The path out of poverty lies in tackling unemployment
That Bangladesh has come a long, long way since its days of famine and abject poverty is an incontrovertible truth.
With a rising middle class that is now able to afford products and services that, even a decade ago, were considered luxuries, our economy is better than it has ever been, with money in people’s pockets.
Of course, a great knock-on effect of a rising economy is a steadily declining poverty rate. According to projections made by the Bangladesh Bureau of Statistics, the poverty rate has declined to 20% in June of this year from 21.8% in the same month last year. Additionally, the rate of extreme poverty fell from 11.3% to 10.5% within the same time period.
According to the Planning Ministry, the biggest reason behind poverty rates plummeting so fast was the contribution made by labourers and farmers throughout the country. And it makes sense. Historically, it has been proven that the path out of poverty lies in tackling unemployment.

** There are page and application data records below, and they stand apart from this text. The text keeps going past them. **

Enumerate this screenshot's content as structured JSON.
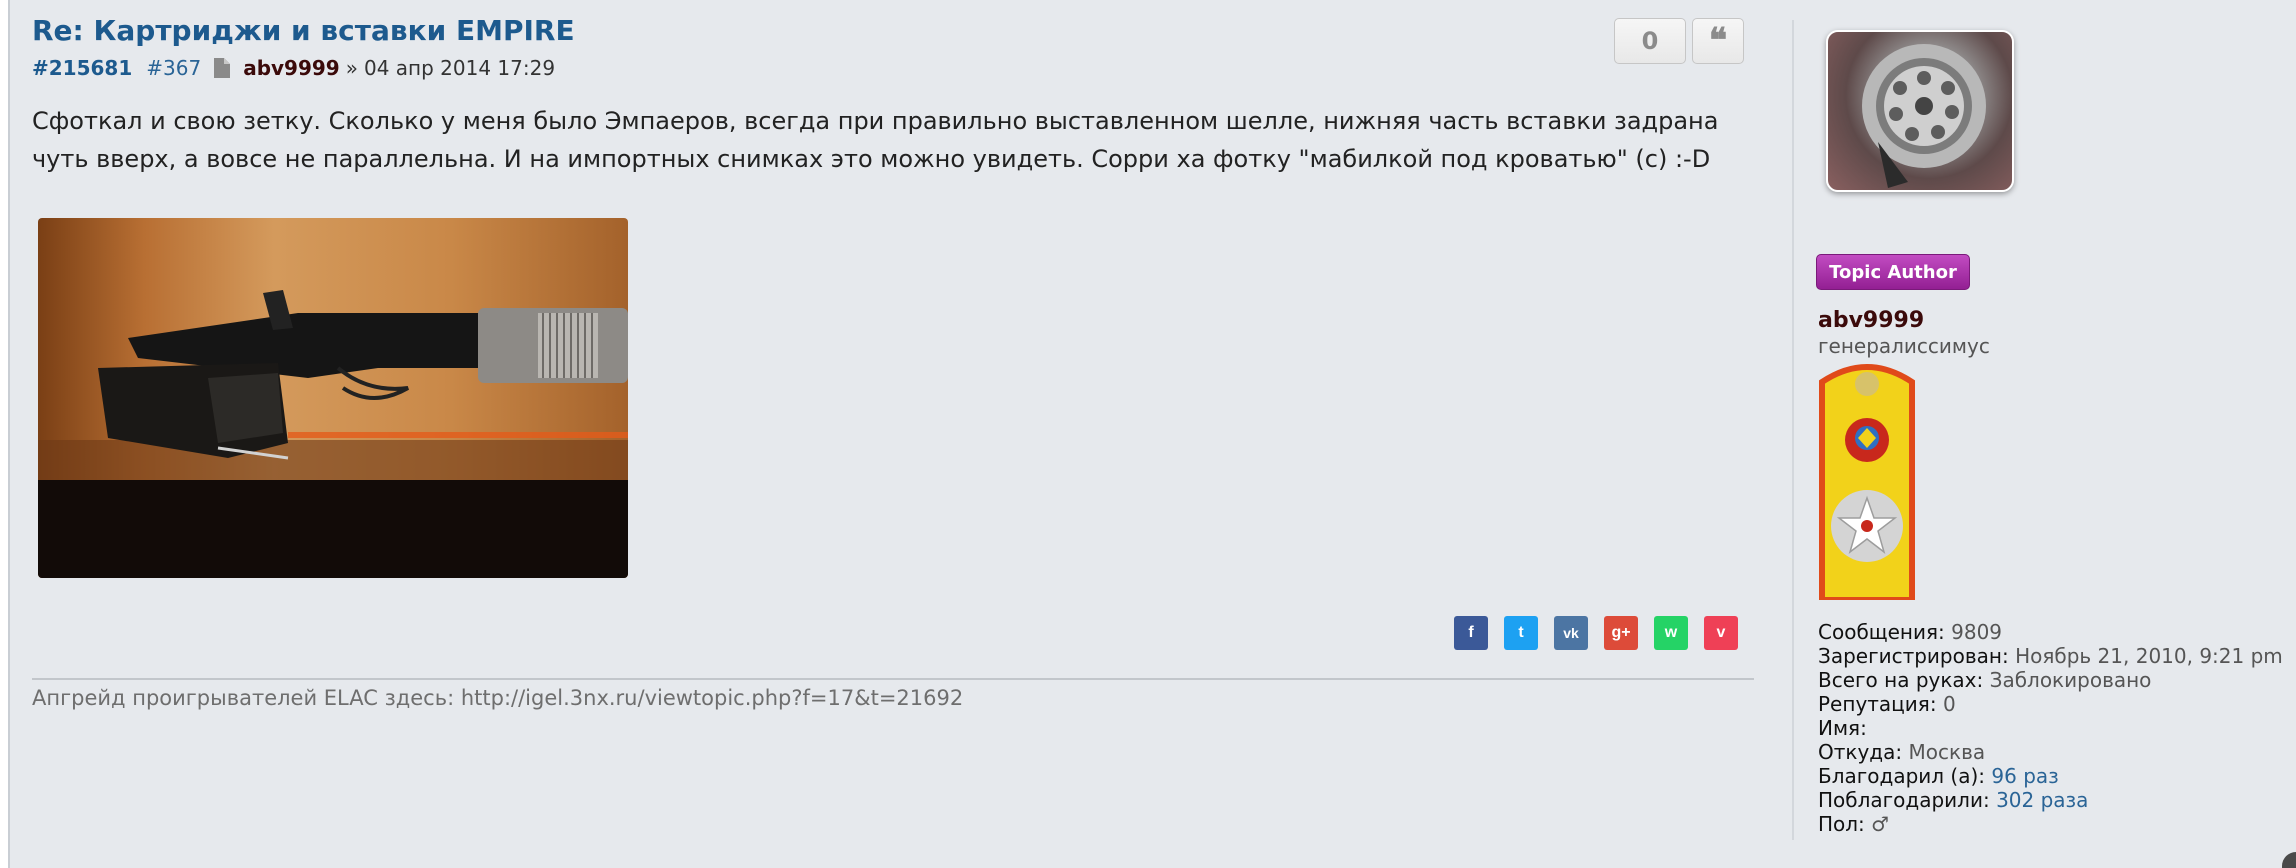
{
  "post": {
    "title": "Re: Картриджи и вставки EMPIRE",
    "id": "#215681",
    "number": "#367",
    "author": "abv9999",
    "separator": "»",
    "date": "04 апр 2014 17:29",
    "vote_count": "0",
    "quote_glyph": "❝",
    "body": "Сфоткал и свою зетку. Сколько у меня было Эмпаеров, всегда при правильно выставленном шелле, нижняя часть вставки задрана чуть вверх, а вовсе не параллельна. И на импортных снимках это можно увидеть. Сорри ха фотку \"мабилкой под кроватью\" (с) :-D",
    "signature": "Апгрейд проигрывателей ELAC здесь: http://igel.3nx.ru/viewtopic.php?f=17&t=21692"
  },
  "share": [
    {
      "icon": "facebook-icon",
      "glyph": "f",
      "color": "#3b5998"
    },
    {
      "icon": "twitter-icon",
      "glyph": "t",
      "color": "#1da1f2"
    },
    {
      "icon": "vk-icon",
      "glyph": "vk",
      "color": "#4c75a3"
    },
    {
      "icon": "googleplus-icon",
      "glyph": "g+",
      "color": "#dd4b39"
    },
    {
      "icon": "whatsapp-icon",
      "glyph": "w",
      "color": "#25d366"
    },
    {
      "icon": "pocket-icon",
      "glyph": "v",
      "color": "#ef4056"
    }
  ],
  "profile": {
    "badge": "Topic Author",
    "username": "abv9999",
    "rank": "генералиссимус",
    "stats": [
      {
        "label": "Сообщения:",
        "value": "9809"
      },
      {
        "label": "Зарегистрирован:",
        "value": "Ноябрь 21, 2010, 9:21 pm"
      },
      {
        "label": "Всего на руках:",
        "value": "Заблокировано"
      },
      {
        "label": "Репутация:",
        "value": "0"
      },
      {
        "label": "Имя:",
        "value": ""
      },
      {
        "label": "Откуда:",
        "value": "Москва"
      },
      {
        "label": "Благодарил (а):",
        "value": "96 раз"
      },
      {
        "label": "Поблагодарили:",
        "value": "302 раза"
      },
      {
        "label": "Пол:",
        "value": "♂"
      }
    ]
  }
}
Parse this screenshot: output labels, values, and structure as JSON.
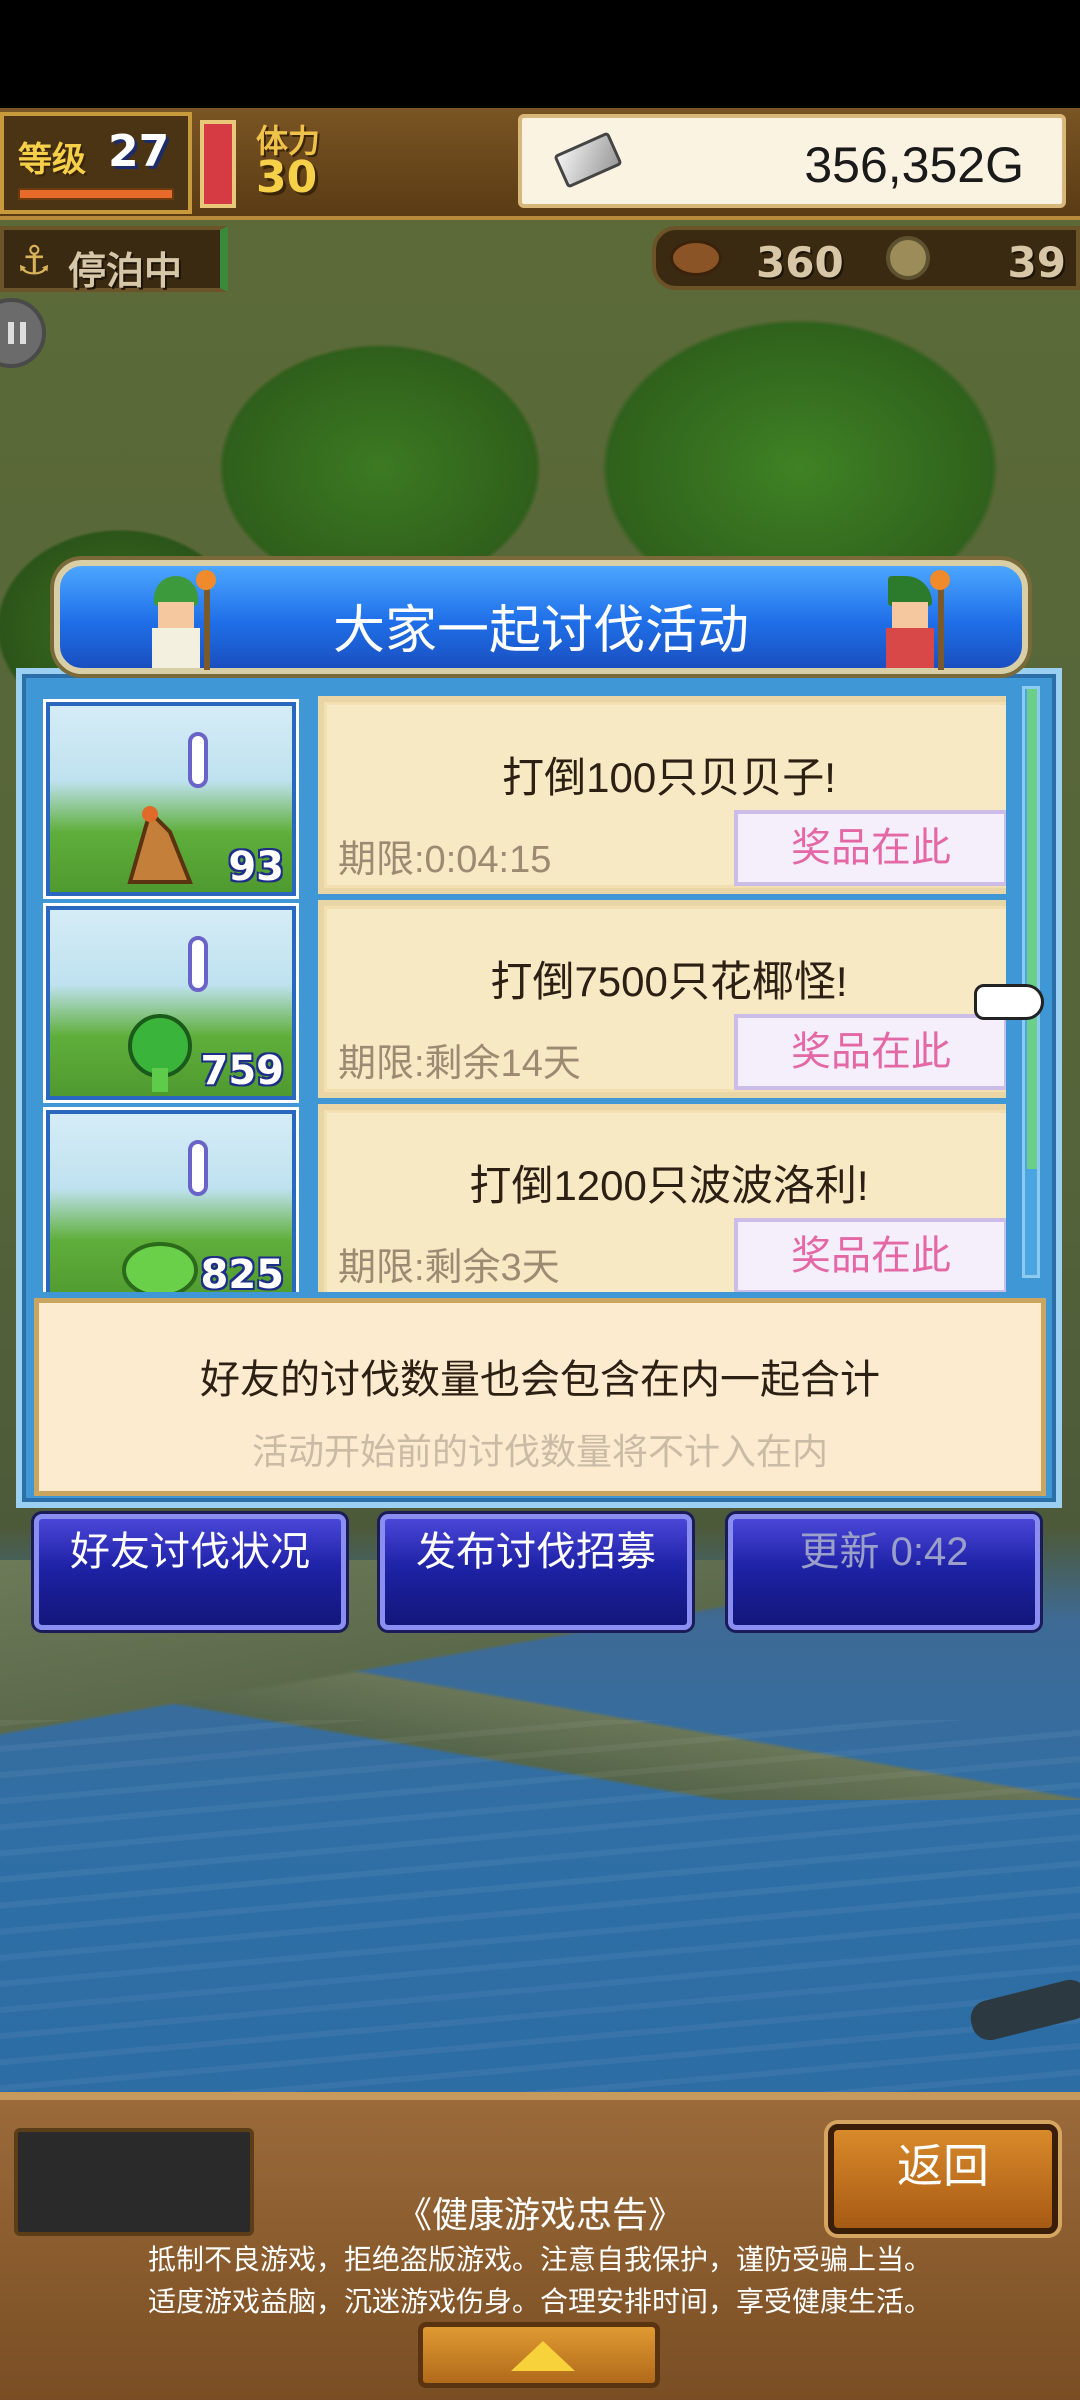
{
  "hud": {
    "level_label": "等级",
    "level_value": "27",
    "stamina_label": "体力",
    "stamina_value": "30",
    "gold": "356,352G",
    "status_label": "停泊中",
    "resource_meat": "360",
    "resource_coin": "39"
  },
  "panel": {
    "title": "大家一起讨伐活动",
    "quests": [
      {
        "title": "打倒100只贝贝子!",
        "deadline": "期限:0:04:15",
        "prize_label": "奖品在此",
        "count": "93",
        "monster_icon": "hermit-crab-monster"
      },
      {
        "title": "打倒7500只花椰怪!",
        "deadline": "期限:剩余14天",
        "prize_label": "奖品在此",
        "count": "759",
        "monster_icon": "broccoli-monster"
      },
      {
        "title": "打倒1200只波波洛利!",
        "deadline": "期限:剩余3天",
        "prize_label": "奖品在此",
        "count": "825",
        "monster_icon": "green-slime-monster"
      }
    ],
    "info_main": "好友的讨伐数量也会包含在内一起合计",
    "info_sub": "活动开始前的讨伐数量将不计入在内"
  },
  "actions": {
    "friend_status": "好友讨伐状况",
    "post_recruit": "发布讨伐招募",
    "refresh": "更新 0:42"
  },
  "footer": {
    "back": "返回",
    "notice_title": "《健康游戏忠告》",
    "notice_line1": "抵制不良游戏，拒绝盗版游戏。注意自我保护，谨防受骗上当。",
    "notice_line2": "适度游戏益脑，沉迷游戏伤身。合理安排时间，享受健康生活。"
  },
  "colors": {
    "panel_blue": "#3f97d6",
    "title_bar_blue": "#1f6fe8",
    "prize_pink": "#e468a6",
    "card_bg": "#f8e9c5",
    "button_indigo": "#1e22a6"
  }
}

According to a World Bank report, between 2010 to 2016, some 8 million people were lifted out of poverty -- 90% of this poverty reduction and improvement in living standards are happening in rural areas, driven by higher labour incomes.
Creating more jobs throughout the various spheres of the economic ladder is key.
One of the more notable initiatives that the government has made, to that end, is the establishment of 100 special economic zones throughout the country, which is geared to create some 10 million jobs.
Sliding poverty rates are indeed a great sign of a healthy and happy nation, but they are often the result of the economy improving organically rather than though concerted efforts to tackle the issue of poverty. In order to do that, we need to pay attention to key issues such as climate change, natural disasters, public health, and improving our rural infrastructure.